With regard to the potential mismatch between the ways in which an insurer accounts for its financial instruments under IAS39—often at fair value—and the ways in which it accounts for its policy liabilities, the standard has addressed the problem, not by providing for special forms of financial asset accounting but by permitting the remeasurement of designated liabilities at current interest rates (and, if the insurer so elects, other current estimates and assumptions) and by clarifying the applicability of the practice known as ‘shadow accounting’. It has also allowed the choice of whether to use cost or fair value under IAS40 to be made separately for investment properties that back contracts that pay a return linked directly to the fair value of, or returns from, specified assets including that investment property and for all other investment property (BC178). Additional flexibility is provided by the provision that, where an insurer changes its accounting policies for insurance liabilities, it may reclassify some or all financial assets as ‘at fair value through profit and loss’ (BC145).
Of potentially greater significance are the provisions that circumscribe the use of ‘embedded values’ in the main financial statements. Currently UK insurers are forbidden to do so by the ABI SORP (at the behest of the ASB), while other entities such as banking groups (and Irish insurers) do have freedom to include their insurance activities on this basis. IFRS4 does not require an entity that is currently using embedded value to abandon it or to change the methodology used: but it limits the extent to which companies can change to using embedded values in two ways. It prohibits a change of accounting policy for insurance contracts that involves measuring contractual rights to future investment management fees at an amount that exceeds their fair value as implied by a comparison with current fees charged by other market participants for similar services.

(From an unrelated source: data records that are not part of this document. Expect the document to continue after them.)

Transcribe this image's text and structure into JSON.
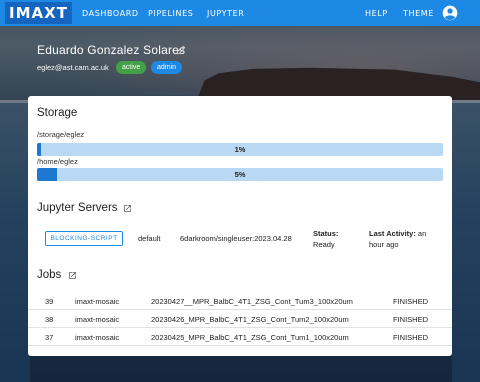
{
  "nav": {
    "brand": "IMAXT",
    "links": [
      "DASHBOARD",
      "PIPELINES",
      "JUPYTER"
    ],
    "help": "HELP",
    "theme": "THEME",
    "account_icon": "account-circle-icon"
  },
  "profile": {
    "name": "Eduardo Gonzalez Solares",
    "email": "eglez@ast.cam.ac.uk",
    "badges": [
      "active",
      "admin"
    ],
    "edit_icon": "pencil-icon"
  },
  "storage": {
    "title": "Storage",
    "items": [
      {
        "path": "/storage/eglez",
        "percent_label": "1%",
        "fill": 0.01
      },
      {
        "path": "/home/eglez",
        "percent_label": "5%",
        "fill": 0.05
      }
    ]
  },
  "jupyter": {
    "title": "Jupyter Servers",
    "server": {
      "button": "BLOCKING-SCRIPT",
      "name": "default",
      "image": "6darkroom/singleuser:2023.04.28",
      "status_label": "Status:",
      "status_value": "Ready",
      "activity_label": "Last Activity:",
      "activity_value": "an hour ago"
    }
  },
  "jobs": {
    "title": "Jobs",
    "rows": [
      {
        "id": "39",
        "name": "imaxt-mosaic",
        "desc": "20230427__MPR_BalbC_4T1_ZSG_Cont_Tum3_100x20um",
        "status": "FINISHED"
      },
      {
        "id": "38",
        "name": "imaxt-mosaic",
        "desc": "20230426_MPR_BalbC_4T1_ZSG_Cont_Tum2_100x20um",
        "status": "FINISHED"
      },
      {
        "id": "37",
        "name": "imaxt-mosaic",
        "desc": "20230425_MPR_BalbC_4T1_ZSG_Cont_Tum1_100x20um",
        "status": "FINISHED"
      }
    ]
  },
  "colors": {
    "navbar": "#1e88e5",
    "brand_bg": "#1565c0",
    "bar_bg": "#b9d8f3",
    "bar_fill": "#1e78d2",
    "badge_active": "#43a047",
    "badge_admin": "#1e88e5"
  }
}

And it introduces a rebuttable presumption that an insurer’s financial statements will become less relevant and reliable (and therefore the change cannot be made) if it introduces an accounting policy that reflects future investment margins in the measurement of insurance contracts. Some present embedded value methodologies include these features and therefore companies using them would not generally be able to start introducing embedded values into their main accounts. However, the recent statement by the European CFO Forum (representing the chief financial officers of major European insurance companies (CFO, 2004)) addresses at least the second of these features in its revised European Embedded Value Principles, which member companies all propose to adopt from no later than 2005.32 Subject to clarification of the treatment of future investment management fees it will therefore be possible, at least during Phase I, for companies to incorporate embedded values on this basis into their main accounts (BC138-144). However the IASB has indicated that in Phase II it may not accept methods that give rise to a profit on the inception of a contract unless there is strong market-based evidence for this.

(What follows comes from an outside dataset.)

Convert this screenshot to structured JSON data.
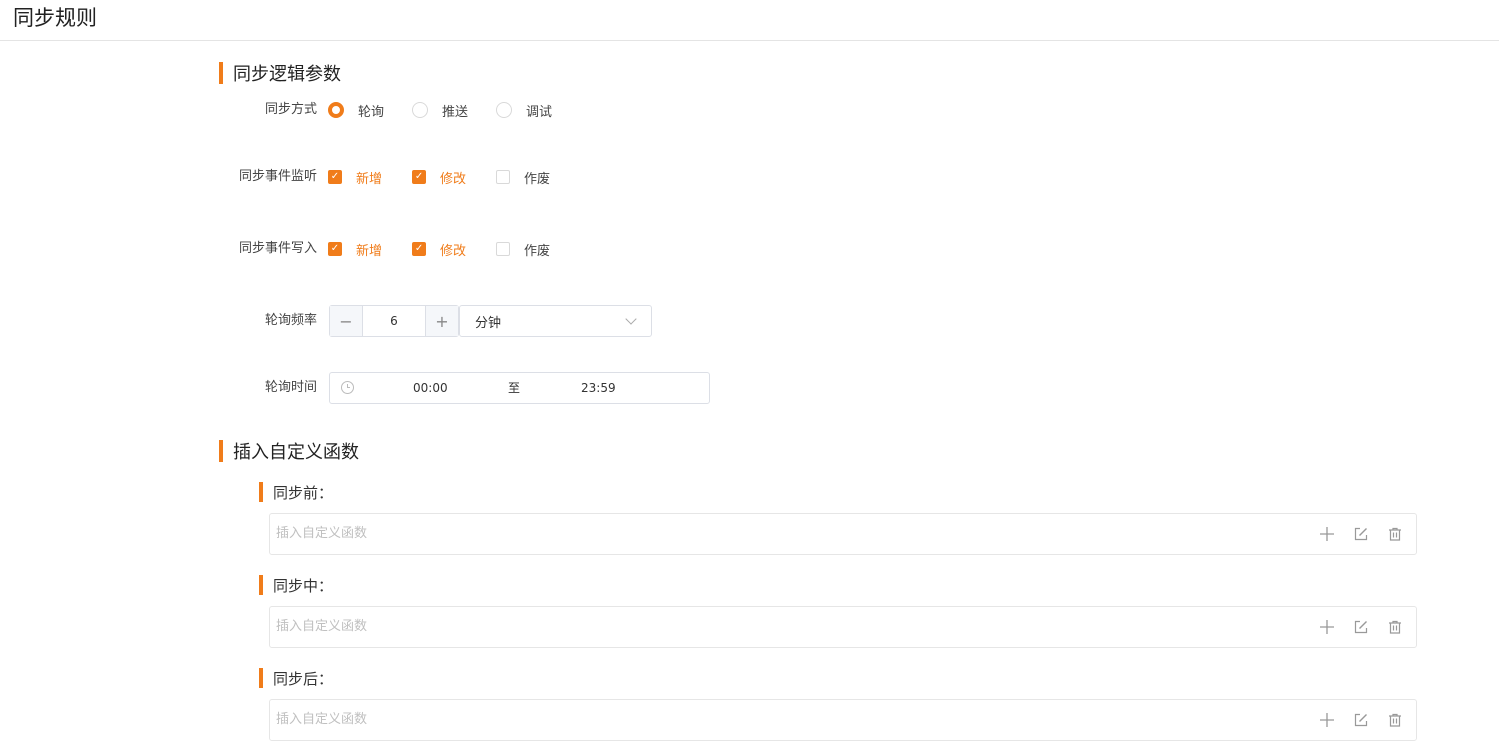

32 In the UK Aviva has already announced (on 6/1/2005) their adoption from 2004 for its supplementary reporting (http://www.aviva.com/?PageID=55&NewsID=1968 ), which apparently was associated with a favourable share price reaction for the sector on 7/1/2005 (Independent 7 Jan 2005: http://news.independent.co.uk/business/news/story.jsp?story=598474 ). On 9th March 2005 it released its preliminary results for 2004 incorporating the ‘EEV’ numbers: http://www.aviva.com/index.asp?PageID=55&year=&newsid=2029&filter=